(Entries from a dataset of interfaces)
• • • •
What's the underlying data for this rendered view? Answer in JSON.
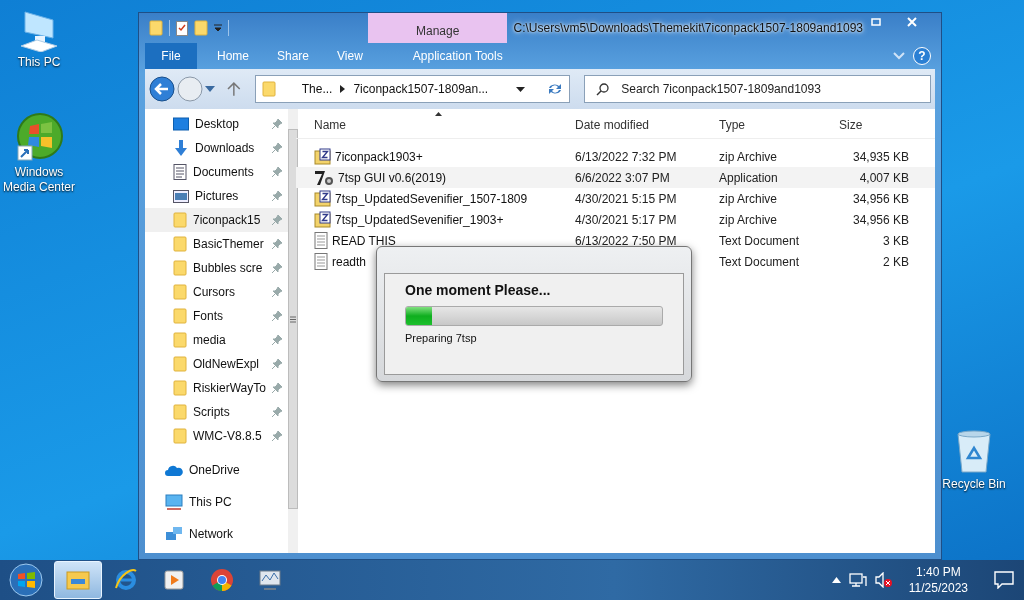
{
  "desktop": [
    {
      "label": "This PC",
      "kind": "pc"
    },
    {
      "label": "Windows Media Center",
      "kind": "wmc"
    },
    {
      "label": "Recycle Bin",
      "kind": "recycle"
    }
  ],
  "window": {
    "title": "C:\\Users\\vm5\\Downloads\\Themekit\\7iconpack1507-1809and1093",
    "context_tab": "Manage",
    "ribbon_tabs": [
      {
        "label": "File",
        "kind": "file"
      },
      {
        "label": "Home",
        "kind": "tab"
      },
      {
        "label": "Share",
        "kind": "tab"
      },
      {
        "label": "View",
        "kind": "tab"
      },
      {
        "label": "Application Tools",
        "kind": "tab"
      }
    ],
    "help": "?"
  },
  "address": {
    "breadcrumbs": [
      "The...",
      "7iconpack1507-1809an..."
    ]
  },
  "search": {
    "placeholder": "Search 7iconpack1507-1809and1093"
  },
  "nav": {
    "quick_access": [
      {
        "label": "Desktop",
        "kind": "desktop",
        "selected": false
      },
      {
        "label": "Downloads",
        "kind": "downloads",
        "selected": false
      },
      {
        "label": "Documents",
        "kind": "documents",
        "selected": false
      },
      {
        "label": "Pictures",
        "kind": "pictures",
        "selected": false
      },
      {
        "label": "7iconpack15",
        "kind": "folder",
        "selected": true
      },
      {
        "label": "BasicThemer",
        "kind": "folder",
        "selected": false
      },
      {
        "label": "Bubbles scre",
        "kind": "folder",
        "selected": false
      },
      {
        "label": "Cursors",
        "kind": "folder",
        "selected": false
      },
      {
        "label": "Fonts",
        "kind": "folder",
        "selected": false
      },
      {
        "label": "media",
        "kind": "folder",
        "selected": false
      },
      {
        "label": "OldNewExpl",
        "kind": "folder",
        "selected": false
      },
      {
        "label": "RiskierWayTo",
        "kind": "folder",
        "selected": false
      },
      {
        "label": "Scripts",
        "kind": "folder",
        "selected": false
      },
      {
        "label": "WMC-V8.8.5",
        "kind": "folder",
        "selected": false
      }
    ],
    "roots": [
      {
        "label": "OneDrive",
        "kind": "onedrive"
      },
      {
        "label": "This PC",
        "kind": "pc"
      },
      {
        "label": "Network",
        "kind": "network"
      }
    ]
  },
  "files": {
    "columns": [
      "Name",
      "Date modified",
      "Type",
      "Size"
    ],
    "rows": [
      {
        "name": "7iconpack1903+",
        "date": "6/13/2022 7:32 PM",
        "type": "zip Archive",
        "size": "34,935 KB",
        "kind": "zip",
        "selected": false
      },
      {
        "name": "7tsp GUI v0.6(2019)",
        "date": "6/6/2022 3:07 PM",
        "type": "Application",
        "size": "4,007 KB",
        "kind": "app",
        "selected": true
      },
      {
        "name": "7tsp_UpdatedSevenifier_1507-1809",
        "date": "4/30/2021 5:15 PM",
        "type": "zip Archive",
        "size": "34,956 KB",
        "kind": "zip",
        "selected": false
      },
      {
        "name": "7tsp_UpdatedSevenifier_1903+",
        "date": "4/30/2021 5:17 PM",
        "type": "zip Archive",
        "size": "34,956 KB",
        "kind": "zip",
        "selected": false
      },
      {
        "name": "READ THIS",
        "date": "6/13/2022 7:50 PM",
        "type": "Text Document",
        "size": "3 KB",
        "kind": "text",
        "selected": false
      },
      {
        "name": "readth",
        "type": "Text Document",
        "size": "2 KB",
        "kind": "text",
        "selected": false
      }
    ]
  },
  "dialog": {
    "heading": "One moment Please...",
    "level": 0.1,
    "status": "Preparing 7tsp"
  },
  "taskbar": {
    "apps": [
      {
        "kind": "explorer",
        "active": true
      },
      {
        "kind": "ie",
        "active": false
      },
      {
        "kind": "media",
        "active": false
      },
      {
        "kind": "chrome",
        "active": false
      },
      {
        "kind": "monitor",
        "active": false
      }
    ],
    "time": "1:40 PM",
    "date": "11/25/2023"
  }
}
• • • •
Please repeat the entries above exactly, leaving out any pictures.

What's the underlying data for this rendered view? Answer in JSON.
{
  "desktop": [
    {
      "label": "This PC",
      "kind": "pc"
    },
    {
      "label": "Windows Media Center",
      "kind": "wmc"
    },
    {
      "label": "Recycle Bin",
      "kind": "recycle"
    }
  ],
  "window": {
    "title": "C:\\Users\\vm5\\Downloads\\Themekit\\7iconpack1507-1809and1093",
    "context_tab": "Manage",
    "ribbon_tabs": [
      {
        "label": "File",
        "kind": "file"
      },
      {
        "label": "Home",
        "kind": "tab"
      },
      {
        "label": "Share",
        "kind": "tab"
      },
      {
        "label": "View",
        "kind": "tab"
      },
      {
        "label": "Application Tools",
        "kind": "tab"
      }
    ],
    "help": "?"
  },
  "address": {
    "breadcrumbs": [
      "The...",
      "7iconpack1507-1809an..."
    ]
  },
  "search": {
    "placeholder": "Search 7iconpack1507-1809and1093"
  },
  "nav": {
    "quick_access": [
      {
        "label": "Desktop",
        "kind": "desktop",
        "selected": false
      },
      {
        "label": "Downloads",
        "kind": "downloads",
        "selected": false
      },
      {
        "label": "Documents",
        "kind": "documents",
        "selected": false
      },
      {
        "label": "Pictures",
        "kind": "pictures",
        "selected": false
      },
      {
        "label": "7iconpack15",
        "kind": "folder",
        "selected": true
      },
      {
        "label": "BasicThemer",
        "kind": "folder",
        "selected": false
      },
      {
        "label": "Bubbles scre",
        "kind": "folder",
        "selected": false
      },
      {
        "label": "Cursors",
        "kind": "folder",
        "selected": false
      },
      {
        "label": "Fonts",
        "kind": "folder",
        "selected": false
      },
      {
        "label": "media",
        "kind": "folder",
        "selected": false
      },
      {
        "label": "OldNewExpl",
        "kind": "folder",
        "selected": false
      },
      {
        "label": "RiskierWayTo",
        "kind": "folder",
        "selected": false
      },
      {
        "label": "Scripts",
        "kind": "folder",
        "selected": false
      },
      {
        "label": "WMC-V8.8.5",
        "kind": "folder",
        "selected": false
      }
    ],
    "roots": [
      {
        "label": "OneDrive",
        "kind": "onedrive"
      },
      {
        "label": "This PC",
        "kind": "pc"
      },
      {
        "label": "Network",
        "kind": "network"
      }
    ]
  },
  "files": {
    "columns": [
      "Name",
      "Date modified",
      "Type",
      "Size"
    ],
    "rows": [
      {
        "name": "7iconpack1903+",
        "date": "6/13/2022 7:32 PM",
        "type": "zip Archive",
        "size": "34,935 KB",
        "kind": "zip",
        "selected": false
      },
      {
        "name": "7tsp GUI v0.6(2019)",
        "date": "6/6/2022 3:07 PM",
        "type": "Application",
        "size": "4,007 KB",
        "kind": "app",
        "selected": true
      },
      {
        "name": "7tsp_UpdatedSevenifier_1507-1809",
        "date": "4/30/2021 5:15 PM",
        "type": "zip Archive",
        "size": "34,956 KB",
        "kind": "zip",
        "selected": false
      },
      {
        "name": "7tsp_UpdatedSevenifier_1903+",
        "date": "4/30/2021 5:17 PM",
        "type": "zip Archive",
        "size": "34,956 KB",
        "kind": "zip",
        "selected": false
      },
      {
        "name": "READ THIS",
        "date": "6/13/2022 7:50 PM",
        "type": "Text Document",
        "size": "3 KB",
        "kind": "text",
        "selected": false
      },
      {
        "name": "readth",
        "type": "Text Document",
        "size": "2 KB",
        "kind": "text",
        "selected": false
      }
    ]
  },
  "dialog": {
    "heading": "One moment Please...",
    "level": 0.1,
    "status": "Preparing 7tsp"
  },
  "taskbar": {
    "apps": [
      {
        "kind": "explorer",
        "active": true
      },
      {
        "kind": "ie",
        "active": false
      },
      {
        "kind": "media",
        "active": false
      },
      {
        "kind": "chrome",
        "active": false
      },
      {
        "kind": "monitor",
        "active": false
      }
    ],
    "time": "1:40 PM",
    "date": "11/25/2023"
  }
}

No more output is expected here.